So what can be done about this new “infodemic”? Governments can crack down on certain types of hate speech, pressure social media companies to deplatform extremist groups, and promote education in media literacy, but getting true believers to give up their newfound worldviews—and the sense of comfort and community they bring—is no easy feat.
Combating conspiracy thinking needs to happen early, when people are just starting to explore their interest in it, Silberberger said. By the time concerned friends or family members realize what’s happening, it is often too late; pulling someone out requires significant psychological work and self-reflection.

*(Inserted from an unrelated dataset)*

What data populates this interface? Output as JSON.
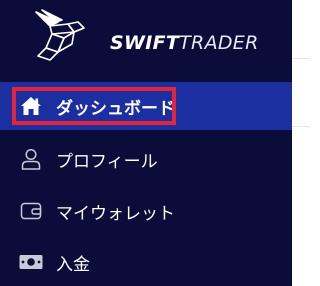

To stop believing in conspiracy theories, she said, one has to work through what drove them to such thinking in the first place.
“You have to change your entire worldview and to ask the crucial questions that can be painful,” she said. “You need to deal with the trauma and the reasons you’ve stuck your head in the sand and don’t want to see things, the reasons you would rather have the simple answer than the one that may be a bit more complicated but factually correct.”

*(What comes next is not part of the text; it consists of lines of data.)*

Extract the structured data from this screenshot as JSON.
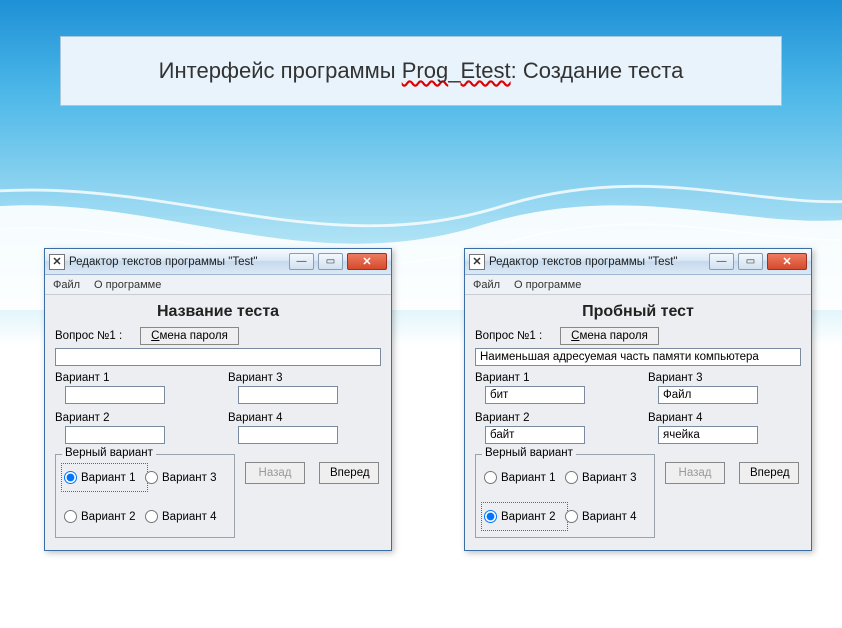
{
  "slide_title_parts": {
    "prefix": "Интерфейс программы ",
    "wavy1": "Prog",
    "us": "_",
    "wavy2": "Etest",
    "suffix": ": Создание теста"
  },
  "windows": [
    {
      "window_title": "Редактор текстов программы \"Test\"",
      "menu": {
        "file": "Файл",
        "about": "О программе"
      },
      "test_title": "Название теста",
      "question_label": "Вопрос №1 :",
      "pwd_button": "Смена пароля",
      "question_value": "",
      "variants": {
        "labels": [
          "Вариант 1",
          "Вариант 2",
          "Вариант 3",
          "Вариант 4"
        ],
        "values": [
          "",
          "",
          "",
          ""
        ]
      },
      "correct": {
        "legend": "Верный вариант",
        "options": [
          "Вариант 1",
          "Вариант 2",
          "Вариант 3",
          "Вариант 4"
        ],
        "selected": 0,
        "focused": 0
      },
      "nav": {
        "back": "Назад",
        "back_disabled": true,
        "forward": "Вперед"
      }
    },
    {
      "window_title": "Редактор текстов программы \"Test\"",
      "menu": {
        "file": "Файл",
        "about": "О программе"
      },
      "test_title": "Пробный тест",
      "question_label": "Вопрос №1 :",
      "pwd_button": "Смена пароля",
      "question_value": "Наименьшая адресуемая часть памяти компьютера",
      "variants": {
        "labels": [
          "Вариант 1",
          "Вариант 2",
          "Вариант 3",
          "Вариант 4"
        ],
        "values": [
          "бит",
          "байт",
          "Файл",
          "ячейка"
        ]
      },
      "correct": {
        "legend": "Верный вариант",
        "options": [
          "Вариант 1",
          "Вариант 2",
          "Вариант 3",
          "Вариант 4"
        ],
        "selected": 1,
        "focused": 1
      },
      "nav": {
        "back": "Назад",
        "back_disabled": true,
        "forward": "Вперед"
      }
    }
  ]
}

During our conversation, I reflected on an experience I had last fall while interviewing an AfD supporter in the western city of Gelsenkirchen. I had reached out to him because of his support for the far-right party, but when we met, he wanted to tell me about his newfound passion for the Querdenker movement. Over the course of our 90-minute conversation, he outlined his conspiracy-filled worldview, suggesting, for example, that the media is owned by shady billionaires who direct journalists to do their bidding and that the pandemic is being vastly overblown in order to control citizens.
I came away from that experience feeling totally demoralized. This man had been polite, soft-spoken and friendly—and yet he lived in an entirely different world than I did. How was any sort of traditional political party supposed to win him back when they have a wildly different basic understanding of reality? What’s more, he believed he had a chance at convincing me: “I’m sure the more time goes by, the more you’ll understand my view,” he wrote me later, including some links to speeches by Querdenker leaders.

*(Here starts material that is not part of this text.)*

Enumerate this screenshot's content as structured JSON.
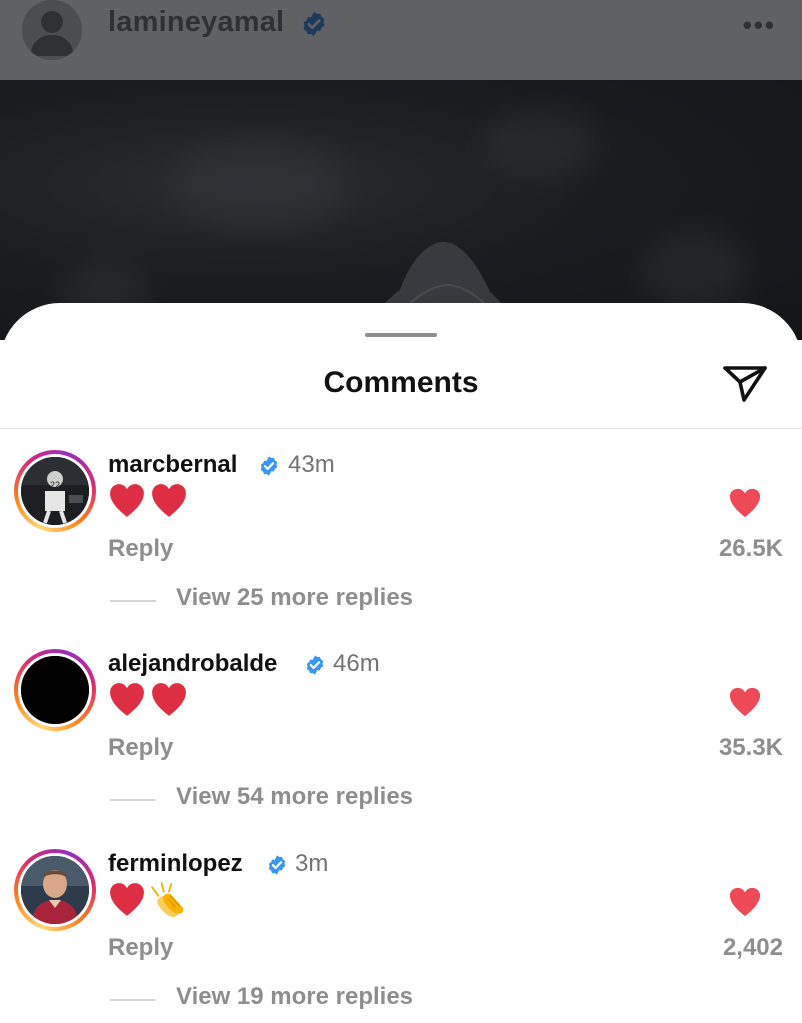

These are the kinds of conversations people across Germany (and beyond) are having with spouses, parents, friends, and colleagues. I’ve heard from friends who struggle to know what to say when a childhood friend starts in on the belief that the pandemic is a hoax, then simply won’t entertain any other possibility. Others have one or both parents reposting coronavirus conspiracy theories on Facebook and don’t know how to talk with them without alienating them further. Over the yearlong course of the pandemic, none of it has seemed to be getting any easier.
The one upside of the current situation, Silberberger said, is that it has drawn attention to a phenomenon that has been gaining traction in Germany for years. People who may have been passively or quietly involved in alternate worlds online are now more open about their beliefs, and many openly profess them on the streets where anyone can see them. As someone who has focused on this topic for years, she said, it’s a grim silver lining that others are finally taking the issue and danger it poses seriously.
“In a way, the Querdenker movement has done us a big favor,” Silberberger said. “Because it’s done what people like my colleagues and I couldn’t: It brought the problem out into the open and made it visible.”